Despite some differences reported between omicron and delta, Chicago experts say looking at the symptoms is not enough.
“The trick is you’re not going to be able to tell the difference between omicron, delta, lambda, plain COVID from the beginning,” Dr. Emily Landon, infectious disease specialist and chief hospital epidemiologist at University of Chicago Medicine, said. “Influenza or even common rhinovirus causes most of our common colds in the winter. You’re not going to know the difference between those if you just look at your symptoms. For many people, those symptoms are overlapping. And while there are some parts of the Venn diagram like taste, loss of taste and smell, or common COVID than these other things, there’s a lot of overlap. You’re just not going to know especially at the beginning of an illness, what kind of illness you have. You have to get tested.”
And getting tested won’t necessarily tell you if you have the omicron variant, Landon said.
“When you get a COVID test they’re just looking for whether or not you have COVID,” she said. “They’re not on which kind of in order to figure out the exact strain of COVID. You have to do this thing called sequencing, which takes a lot longer. It’s much more intensive. You certainly can’t get that back in 24 hours, and it’s only done by specialized labs.”
Overall, the symptoms for COVID reported by the CDC include:
- Fever or chills
- Shortness of breath or difficulty breathing

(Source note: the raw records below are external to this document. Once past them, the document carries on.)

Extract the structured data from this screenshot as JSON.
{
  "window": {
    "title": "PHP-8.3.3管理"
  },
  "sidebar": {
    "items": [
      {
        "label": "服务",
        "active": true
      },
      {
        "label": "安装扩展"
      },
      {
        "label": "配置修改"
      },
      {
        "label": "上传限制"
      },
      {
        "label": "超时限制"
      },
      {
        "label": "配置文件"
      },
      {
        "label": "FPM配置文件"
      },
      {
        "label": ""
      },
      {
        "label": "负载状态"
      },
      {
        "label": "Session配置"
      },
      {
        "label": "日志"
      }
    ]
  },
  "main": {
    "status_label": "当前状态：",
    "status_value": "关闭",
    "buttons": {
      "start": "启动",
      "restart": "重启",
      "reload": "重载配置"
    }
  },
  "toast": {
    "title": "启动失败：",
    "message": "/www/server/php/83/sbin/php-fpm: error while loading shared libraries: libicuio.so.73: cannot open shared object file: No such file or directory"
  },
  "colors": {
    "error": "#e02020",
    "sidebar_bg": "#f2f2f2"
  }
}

- Muscle or body aches
- New loss of taste or smell
- Sore throat
- Congestion or runny nose
- Nausea or vomiting